Canadians are split on if they will grow or shrink their holiday spending

MiQ research also found that consumers are spending more money on fewer goods.


A lot of Canadians are looking to increase their holiday shopping spend this year – but only slight more than those who are planning to cut back, according to the latest global MiQ insights.

MiQ polled over 9,000 consumers in 10 markets, including Canada. Globally, an average of 46% of consumer plan to increase their holiday spending this year, compared to 27% who plan to cut back.

However, those numbers are heavily influenced by markets like Germany, China, the Middle East and India, which have a much higher number of people looking to spend more due to economic resilience.

In Canada, the gap tightens: 37% of shoppers are planning on spending more, just slightly more than the 31% who plan to spend less over the holiday shopping season. In the U.S., 33% of consumers plan to spend more and 34% plan to spend less; in Australia, 34% plan to spend more and 27% plan to spend less.

Regardless of geography, the motivation remains the same: the specter of inflation and supply chain disruptions. Hence, shopping journeys are starting earlier this year because of these twin challenges. One in two shoppers in North America will shop during holiday shopping events, from Thanksgiving through Boxing Day, the report notes, with Millennials the top demo searching for deals.
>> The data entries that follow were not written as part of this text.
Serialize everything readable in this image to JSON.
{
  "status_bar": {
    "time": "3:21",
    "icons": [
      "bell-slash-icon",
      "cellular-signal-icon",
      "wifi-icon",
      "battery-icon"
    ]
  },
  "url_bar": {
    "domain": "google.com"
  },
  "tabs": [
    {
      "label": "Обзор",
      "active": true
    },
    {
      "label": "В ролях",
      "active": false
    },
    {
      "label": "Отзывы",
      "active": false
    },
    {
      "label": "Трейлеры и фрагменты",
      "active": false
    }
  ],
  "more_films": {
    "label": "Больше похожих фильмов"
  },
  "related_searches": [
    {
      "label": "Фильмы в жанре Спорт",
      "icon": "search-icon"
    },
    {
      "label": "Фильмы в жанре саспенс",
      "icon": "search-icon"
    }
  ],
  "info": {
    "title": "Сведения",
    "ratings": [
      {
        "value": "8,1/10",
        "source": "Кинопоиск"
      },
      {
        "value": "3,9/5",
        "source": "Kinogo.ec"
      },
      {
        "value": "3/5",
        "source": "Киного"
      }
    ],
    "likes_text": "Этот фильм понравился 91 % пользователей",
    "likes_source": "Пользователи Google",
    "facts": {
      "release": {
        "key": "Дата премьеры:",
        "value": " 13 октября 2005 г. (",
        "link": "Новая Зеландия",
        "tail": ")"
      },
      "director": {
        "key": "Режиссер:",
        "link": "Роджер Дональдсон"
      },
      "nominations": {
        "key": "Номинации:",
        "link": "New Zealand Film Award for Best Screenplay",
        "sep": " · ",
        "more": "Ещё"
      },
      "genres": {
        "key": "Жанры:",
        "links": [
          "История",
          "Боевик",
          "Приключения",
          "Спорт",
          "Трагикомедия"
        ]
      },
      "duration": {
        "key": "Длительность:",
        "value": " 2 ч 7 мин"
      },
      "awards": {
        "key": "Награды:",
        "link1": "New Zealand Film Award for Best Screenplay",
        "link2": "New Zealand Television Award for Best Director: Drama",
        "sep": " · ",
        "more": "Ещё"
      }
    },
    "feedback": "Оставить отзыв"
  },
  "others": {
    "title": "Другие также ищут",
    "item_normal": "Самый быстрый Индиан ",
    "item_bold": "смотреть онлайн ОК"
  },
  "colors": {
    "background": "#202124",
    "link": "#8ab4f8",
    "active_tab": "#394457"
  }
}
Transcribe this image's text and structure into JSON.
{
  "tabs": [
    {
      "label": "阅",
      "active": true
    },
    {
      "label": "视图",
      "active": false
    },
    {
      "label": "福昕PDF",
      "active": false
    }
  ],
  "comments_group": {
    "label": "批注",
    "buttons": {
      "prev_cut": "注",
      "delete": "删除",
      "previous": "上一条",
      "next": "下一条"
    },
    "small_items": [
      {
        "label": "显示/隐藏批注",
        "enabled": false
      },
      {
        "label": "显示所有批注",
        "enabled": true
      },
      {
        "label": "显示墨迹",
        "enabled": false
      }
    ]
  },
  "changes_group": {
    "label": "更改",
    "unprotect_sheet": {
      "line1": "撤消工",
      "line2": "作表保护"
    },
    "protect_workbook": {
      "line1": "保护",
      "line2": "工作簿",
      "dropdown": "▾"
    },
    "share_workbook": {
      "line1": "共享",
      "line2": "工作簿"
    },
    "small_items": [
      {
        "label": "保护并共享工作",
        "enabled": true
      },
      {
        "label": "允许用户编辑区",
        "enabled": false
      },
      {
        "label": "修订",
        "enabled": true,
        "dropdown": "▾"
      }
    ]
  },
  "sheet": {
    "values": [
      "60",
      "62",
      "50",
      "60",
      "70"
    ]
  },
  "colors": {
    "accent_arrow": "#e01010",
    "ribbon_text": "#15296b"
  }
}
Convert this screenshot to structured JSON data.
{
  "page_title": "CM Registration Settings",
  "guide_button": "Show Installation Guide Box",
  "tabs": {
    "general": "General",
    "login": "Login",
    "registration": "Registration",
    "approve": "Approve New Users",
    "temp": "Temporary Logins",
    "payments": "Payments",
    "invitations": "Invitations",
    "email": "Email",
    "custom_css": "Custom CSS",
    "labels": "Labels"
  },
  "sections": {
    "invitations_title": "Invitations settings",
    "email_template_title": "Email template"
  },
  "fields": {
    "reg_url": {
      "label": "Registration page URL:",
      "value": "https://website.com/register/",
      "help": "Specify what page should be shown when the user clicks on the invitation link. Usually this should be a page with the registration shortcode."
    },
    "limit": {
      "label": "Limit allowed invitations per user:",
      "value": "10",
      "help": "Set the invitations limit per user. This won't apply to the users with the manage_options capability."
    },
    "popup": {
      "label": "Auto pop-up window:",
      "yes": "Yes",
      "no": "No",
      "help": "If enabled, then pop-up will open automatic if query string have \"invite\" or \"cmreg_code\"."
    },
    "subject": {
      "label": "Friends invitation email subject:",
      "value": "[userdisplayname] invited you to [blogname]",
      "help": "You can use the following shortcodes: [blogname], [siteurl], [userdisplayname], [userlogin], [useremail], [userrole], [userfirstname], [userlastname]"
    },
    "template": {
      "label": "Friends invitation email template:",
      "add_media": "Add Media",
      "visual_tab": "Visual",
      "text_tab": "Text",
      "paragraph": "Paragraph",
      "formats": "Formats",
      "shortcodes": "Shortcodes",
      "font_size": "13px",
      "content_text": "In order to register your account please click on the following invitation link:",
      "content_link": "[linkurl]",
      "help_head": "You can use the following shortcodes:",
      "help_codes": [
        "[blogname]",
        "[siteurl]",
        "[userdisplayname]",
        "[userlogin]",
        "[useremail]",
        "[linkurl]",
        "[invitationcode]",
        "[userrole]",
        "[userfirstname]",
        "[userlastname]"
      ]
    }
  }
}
Self-gifting is also up among the millennial cohort, while older audiences will buy gifts for family and friends during the Christmas period.

However, the nature of spend is changing, MiQ notes: people are spending more money, but they are buying fewer products due to the heightened price of goods, and are also being more selective, and doing more research.

The most impacted categories this year, according to those MiQ surveyed, will be fashion, beauty, health and electronics, with have between 14% and 21% fewer consumers planning to make purchases compared to last year. Though they also had drops, books, home improvement, toys and baby products were not as starkly affected.

The MiQ report stresses that hybrid shopping means omnichannel is a must-have, as four in 10 consumers will switch between online and offline shopping platforms.